= The task =
From the material below, copy each line that holds the word "text".

= Data section =
Segment Open

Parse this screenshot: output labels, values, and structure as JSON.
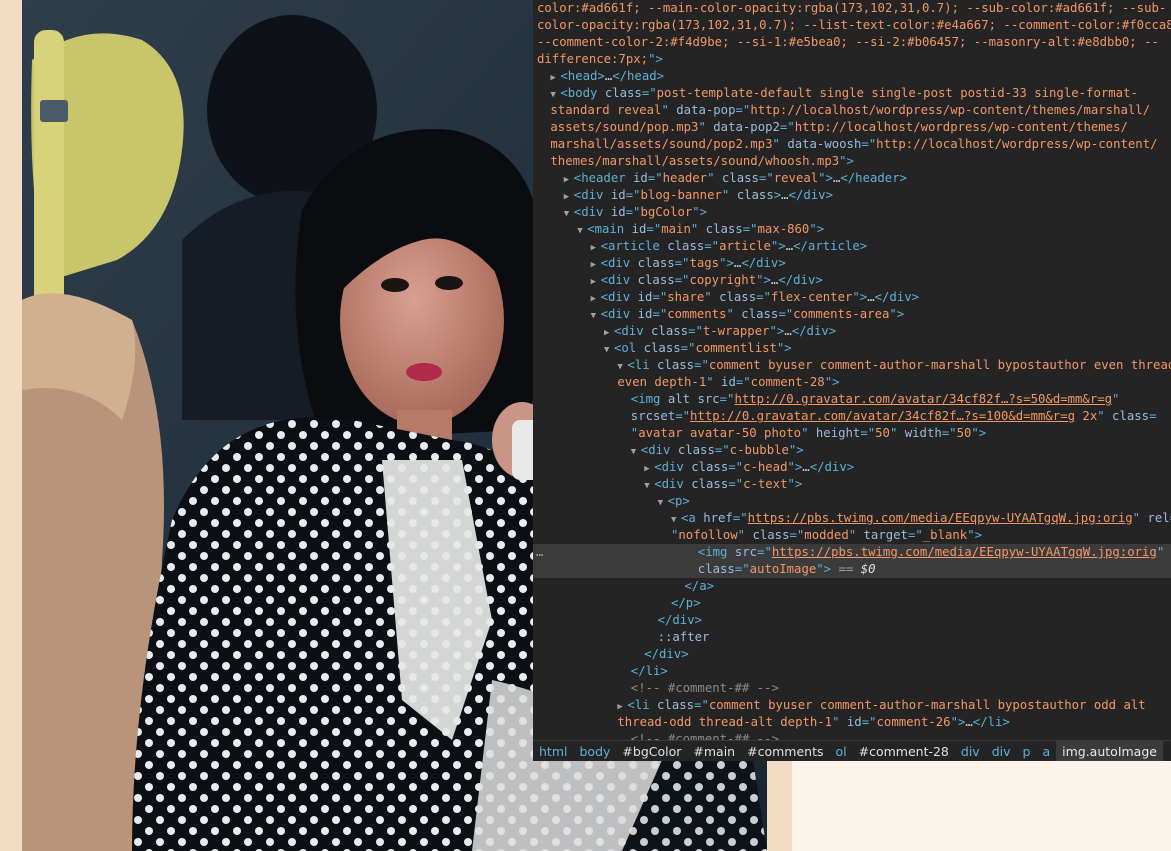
{
  "devtools": {
    "lines": [
      {
        "i": 0,
        "seg": [
          [
            "av",
            "color:#ad661f; --main-color-opacity:rgba(173,102,31,0.7); --sub-color:#ad661f; --sub-"
          ]
        ]
      },
      {
        "i": 0,
        "seg": [
          [
            "av",
            "color-opacity:rgba(173,102,31,0.7); --list-text-color:#e4a667; --comment-color:#f0cca8;"
          ]
        ]
      },
      {
        "i": 0,
        "seg": [
          [
            "av",
            "--comment-color-2:#f4d9be; --si-1:#e5bea0; --si-2:#b06457; --masonry-alt:#e8dbb0; --"
          ]
        ]
      },
      {
        "i": 0,
        "seg": [
          [
            "av",
            "difference:7px;"
          ],
          [
            "tg",
            "\">"
          ]
        ]
      },
      {
        "i": 1,
        "a": "c",
        "seg": [
          [
            "tg",
            "<head>"
          ],
          [
            "tx",
            "…"
          ],
          [
            "tg",
            "</head>"
          ]
        ]
      },
      {
        "i": 1,
        "a": "o",
        "seg": [
          [
            "tg",
            "<body "
          ],
          [
            "at",
            "class"
          ],
          [
            "tg",
            "=\""
          ],
          [
            "av",
            "post-template-default single single-post postid-33 single-format-"
          ]
        ]
      },
      {
        "i": 1,
        "seg": [
          [
            "av",
            "standard reveal"
          ],
          [
            "tg",
            "\" "
          ],
          [
            "at",
            "data-pop"
          ],
          [
            "tg",
            "=\""
          ],
          [
            "av",
            "http://localhost/wordpress/wp-content/themes/marshall/"
          ]
        ]
      },
      {
        "i": 1,
        "seg": [
          [
            "av",
            "assets/sound/pop.mp3"
          ],
          [
            "tg",
            "\" "
          ],
          [
            "at",
            "data-pop2"
          ],
          [
            "tg",
            "=\""
          ],
          [
            "av",
            "http://localhost/wordpress/wp-content/themes/"
          ]
        ]
      },
      {
        "i": 1,
        "seg": [
          [
            "av",
            "marshall/assets/sound/pop2.mp3"
          ],
          [
            "tg",
            "\" "
          ],
          [
            "at",
            "data-woosh"
          ],
          [
            "tg",
            "=\""
          ],
          [
            "av",
            "http://localhost/wordpress/wp-content/"
          ]
        ]
      },
      {
        "i": 1,
        "seg": [
          [
            "av",
            "themes/marshall/assets/sound/whoosh.mp3"
          ],
          [
            "tg",
            "\">"
          ]
        ]
      },
      {
        "i": 2,
        "a": "c",
        "seg": [
          [
            "tg",
            "<header "
          ],
          [
            "at",
            "id"
          ],
          [
            "tg",
            "=\""
          ],
          [
            "av",
            "header"
          ],
          [
            "tg",
            "\" "
          ],
          [
            "at",
            "class"
          ],
          [
            "tg",
            "=\""
          ],
          [
            "av",
            "reveal"
          ],
          [
            "tg",
            "\">"
          ],
          [
            "tx",
            "…"
          ],
          [
            "tg",
            "</header>"
          ]
        ]
      },
      {
        "i": 2,
        "a": "c",
        "seg": [
          [
            "tg",
            "<div "
          ],
          [
            "at",
            "id"
          ],
          [
            "tg",
            "=\""
          ],
          [
            "av",
            "blog-banner"
          ],
          [
            "tg",
            "\" "
          ],
          [
            "at",
            "class"
          ],
          [
            "tg",
            ">"
          ],
          [
            "tx",
            "…"
          ],
          [
            "tg",
            "</div>"
          ]
        ]
      },
      {
        "i": 2,
        "a": "o",
        "seg": [
          [
            "tg",
            "<div "
          ],
          [
            "at",
            "id"
          ],
          [
            "tg",
            "=\""
          ],
          [
            "av",
            "bgColor"
          ],
          [
            "tg",
            "\">"
          ]
        ]
      },
      {
        "i": 3,
        "a": "o",
        "seg": [
          [
            "tg",
            "<main "
          ],
          [
            "at",
            "id"
          ],
          [
            "tg",
            "=\""
          ],
          [
            "av",
            "main"
          ],
          [
            "tg",
            "\" "
          ],
          [
            "at",
            "class"
          ],
          [
            "tg",
            "=\""
          ],
          [
            "av",
            "max-860"
          ],
          [
            "tg",
            "\">"
          ]
        ]
      },
      {
        "i": 4,
        "a": "c",
        "seg": [
          [
            "tg",
            "<article "
          ],
          [
            "at",
            "class"
          ],
          [
            "tg",
            "=\""
          ],
          [
            "av",
            "article"
          ],
          [
            "tg",
            "\">"
          ],
          [
            "tx",
            "…"
          ],
          [
            "tg",
            "</article>"
          ]
        ]
      },
      {
        "i": 4,
        "a": "c",
        "seg": [
          [
            "tg",
            "<div "
          ],
          [
            "at",
            "class"
          ],
          [
            "tg",
            "=\""
          ],
          [
            "av",
            "tags"
          ],
          [
            "tg",
            "\">"
          ],
          [
            "tx",
            "…"
          ],
          [
            "tg",
            "</div>"
          ]
        ]
      },
      {
        "i": 4,
        "a": "c",
        "seg": [
          [
            "tg",
            "<div "
          ],
          [
            "at",
            "class"
          ],
          [
            "tg",
            "=\""
          ],
          [
            "av",
            "copyright"
          ],
          [
            "tg",
            "\">"
          ],
          [
            "tx",
            "…"
          ],
          [
            "tg",
            "</div>"
          ]
        ]
      },
      {
        "i": 4,
        "a": "c",
        "seg": [
          [
            "tg",
            "<div "
          ],
          [
            "at",
            "id"
          ],
          [
            "tg",
            "=\""
          ],
          [
            "av",
            "share"
          ],
          [
            "tg",
            "\" "
          ],
          [
            "at",
            "class"
          ],
          [
            "tg",
            "=\""
          ],
          [
            "av",
            "flex-center"
          ],
          [
            "tg",
            "\">"
          ],
          [
            "tx",
            "…"
          ],
          [
            "tg",
            "</div>"
          ]
        ]
      },
      {
        "i": 4,
        "a": "o",
        "seg": [
          [
            "tg",
            "<div "
          ],
          [
            "at",
            "id"
          ],
          [
            "tg",
            "=\""
          ],
          [
            "av",
            "comments"
          ],
          [
            "tg",
            "\" "
          ],
          [
            "at",
            "class"
          ],
          [
            "tg",
            "=\""
          ],
          [
            "av",
            "comments-area"
          ],
          [
            "tg",
            "\">"
          ]
        ]
      },
      {
        "i": 5,
        "a": "c",
        "seg": [
          [
            "tg",
            "<div "
          ],
          [
            "at",
            "class"
          ],
          [
            "tg",
            "=\""
          ],
          [
            "av",
            "t-wrapper"
          ],
          [
            "tg",
            "\">"
          ],
          [
            "tx",
            "…"
          ],
          [
            "tg",
            "</div>"
          ]
        ]
      },
      {
        "i": 5,
        "a": "o",
        "seg": [
          [
            "tg",
            "<ol "
          ],
          [
            "at",
            "class"
          ],
          [
            "tg",
            "=\""
          ],
          [
            "av",
            "commentlist"
          ],
          [
            "tg",
            "\">"
          ]
        ]
      },
      {
        "i": 6,
        "a": "o",
        "seg": [
          [
            "tg",
            "<li "
          ],
          [
            "at",
            "class"
          ],
          [
            "tg",
            "=\""
          ],
          [
            "av",
            "comment byuser comment-author-marshall bypostauthor even thread-"
          ]
        ]
      },
      {
        "i": 6,
        "seg": [
          [
            "av",
            "even depth-1"
          ],
          [
            "tg",
            "\" "
          ],
          [
            "at",
            "id"
          ],
          [
            "tg",
            "=\""
          ],
          [
            "av",
            "comment-28"
          ],
          [
            "tg",
            "\">"
          ]
        ]
      },
      {
        "i": 7,
        "seg": [
          [
            "tg",
            "<img "
          ],
          [
            "at",
            "alt src"
          ],
          [
            "tg",
            "=\""
          ],
          [
            "lk",
            "http://0.gravatar.com/avatar/34cf82f…?s=50&d=mm&r=g"
          ],
          [
            "tg",
            "\""
          ]
        ]
      },
      {
        "i": 7,
        "seg": [
          [
            "at",
            "srcset"
          ],
          [
            "tg",
            "=\""
          ],
          [
            "lk",
            "http://0.gravatar.com/avatar/34cf82f…?s=100&d=mm&r=g"
          ],
          [
            "av",
            " 2x"
          ],
          [
            "tg",
            "\" "
          ],
          [
            "at",
            "class"
          ],
          [
            "tg",
            "="
          ]
        ]
      },
      {
        "i": 7,
        "seg": [
          [
            "tg",
            "\""
          ],
          [
            "av",
            "avatar avatar-50 photo"
          ],
          [
            "tg",
            "\" "
          ],
          [
            "at",
            "height"
          ],
          [
            "tg",
            "=\""
          ],
          [
            "av",
            "50"
          ],
          [
            "tg",
            "\" "
          ],
          [
            "at",
            "width"
          ],
          [
            "tg",
            "=\""
          ],
          [
            "av",
            "50"
          ],
          [
            "tg",
            "\">"
          ]
        ]
      },
      {
        "i": 7,
        "a": "o",
        "seg": [
          [
            "tg",
            "<div "
          ],
          [
            "at",
            "class"
          ],
          [
            "tg",
            "=\""
          ],
          [
            "av",
            "c-bubble"
          ],
          [
            "tg",
            "\">"
          ]
        ]
      },
      {
        "i": 8,
        "a": "c",
        "seg": [
          [
            "tg",
            "<div "
          ],
          [
            "at",
            "class"
          ],
          [
            "tg",
            "=\""
          ],
          [
            "av",
            "c-head"
          ],
          [
            "tg",
            "\">"
          ],
          [
            "tx",
            "…"
          ],
          [
            "tg",
            "</div>"
          ]
        ]
      },
      {
        "i": 8,
        "a": "o",
        "seg": [
          [
            "tg",
            "<div "
          ],
          [
            "at",
            "class"
          ],
          [
            "tg",
            "=\""
          ],
          [
            "av",
            "c-text"
          ],
          [
            "tg",
            "\">"
          ]
        ]
      },
      {
        "i": 9,
        "a": "o",
        "seg": [
          [
            "tg",
            "<p>"
          ]
        ]
      },
      {
        "i": 10,
        "a": "o",
        "seg": [
          [
            "tg",
            "<a "
          ],
          [
            "at",
            "href"
          ],
          [
            "tg",
            "=\""
          ],
          [
            "lk",
            "https://pbs.twimg.com/media/EEqpyw-UYAATgqW.jpg:orig"
          ],
          [
            "tg",
            "\" "
          ],
          [
            "at",
            "rel"
          ],
          [
            "tg",
            "="
          ]
        ]
      },
      {
        "i": 10,
        "seg": [
          [
            "tg",
            "\""
          ],
          [
            "av",
            "nofollow"
          ],
          [
            "tg",
            "\" "
          ],
          [
            "at",
            "class"
          ],
          [
            "tg",
            "=\""
          ],
          [
            "av",
            "modded"
          ],
          [
            "tg",
            "\" "
          ],
          [
            "at",
            "target"
          ],
          [
            "tg",
            "=\""
          ],
          [
            "av",
            "_blank"
          ],
          [
            "tg",
            "\">"
          ]
        ]
      },
      {
        "i": 12,
        "sel": true,
        "seg": [
          [
            "tg",
            "<img "
          ],
          [
            "at",
            "src"
          ],
          [
            "tg",
            "=\""
          ],
          [
            "lk",
            "https://pbs.twimg.com/media/EEqpyw-UYAATgqW.jpg:orig"
          ],
          [
            "tg",
            "\""
          ]
        ]
      },
      {
        "i": 12,
        "sel": true,
        "seg": [
          [
            "at",
            "class"
          ],
          [
            "tg",
            "=\""
          ],
          [
            "av",
            "autoImage"
          ],
          [
            "tg",
            "\">"
          ],
          [
            "eq",
            " == "
          ],
          [
            "dl",
            "$0"
          ]
        ]
      },
      {
        "i": 11,
        "seg": [
          [
            "tg",
            "</a>"
          ]
        ]
      },
      {
        "i": 10,
        "seg": [
          [
            "tg",
            "</p>"
          ]
        ]
      },
      {
        "i": 9,
        "seg": [
          [
            "tg",
            "</div>"
          ]
        ]
      },
      {
        "i": 9,
        "seg": [
          [
            "ps",
            "::after"
          ]
        ]
      },
      {
        "i": 8,
        "seg": [
          [
            "tg",
            "</div>"
          ]
        ]
      },
      {
        "i": 7,
        "seg": [
          [
            "tg",
            "</li>"
          ]
        ]
      },
      {
        "i": 7,
        "seg": [
          [
            "cm",
            "<!-- #comment-## -->"
          ]
        ]
      },
      {
        "i": 6,
        "a": "c",
        "seg": [
          [
            "tg",
            "<li "
          ],
          [
            "at",
            "class"
          ],
          [
            "tg",
            "=\""
          ],
          [
            "av",
            "comment byuser comment-author-marshall bypostauthor odd alt"
          ]
        ]
      },
      {
        "i": 6,
        "seg": [
          [
            "av",
            "thread-odd thread-alt depth-1"
          ],
          [
            "tg",
            "\" "
          ],
          [
            "at",
            "id"
          ],
          [
            "tg",
            "=\""
          ],
          [
            "av",
            "comment-26"
          ],
          [
            "tg",
            "\">"
          ],
          [
            "tx",
            "…"
          ],
          [
            "tg",
            "</li>"
          ]
        ]
      },
      {
        "i": 7,
        "seg": [
          [
            "cm",
            "<!-- #comment-## -->"
          ]
        ]
      }
    ],
    "selected_marker": "…",
    "breadcrumbs": [
      {
        "label": "html",
        "kind": "tag"
      },
      {
        "label": "body",
        "kind": "tag"
      },
      {
        "label": "#bgColor",
        "kind": "id"
      },
      {
        "label": "#main",
        "kind": "id"
      },
      {
        "label": "#comments",
        "kind": "id"
      },
      {
        "label": "ol",
        "kind": "tag"
      },
      {
        "label": "#comment-28",
        "kind": "id"
      },
      {
        "label": "div",
        "kind": "tag"
      },
      {
        "label": "div",
        "kind": "tag"
      },
      {
        "label": "p",
        "kind": "tag"
      },
      {
        "label": "a",
        "kind": "tag"
      },
      {
        "label": "img.autoImage",
        "kind": "current"
      }
    ]
  }
}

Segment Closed

= Response to this task =
            "color-opacity:rgba(173,102,31,0.7); --list-text-color:#e4a667; --comment-color:#f0cca8;"
            "c-text"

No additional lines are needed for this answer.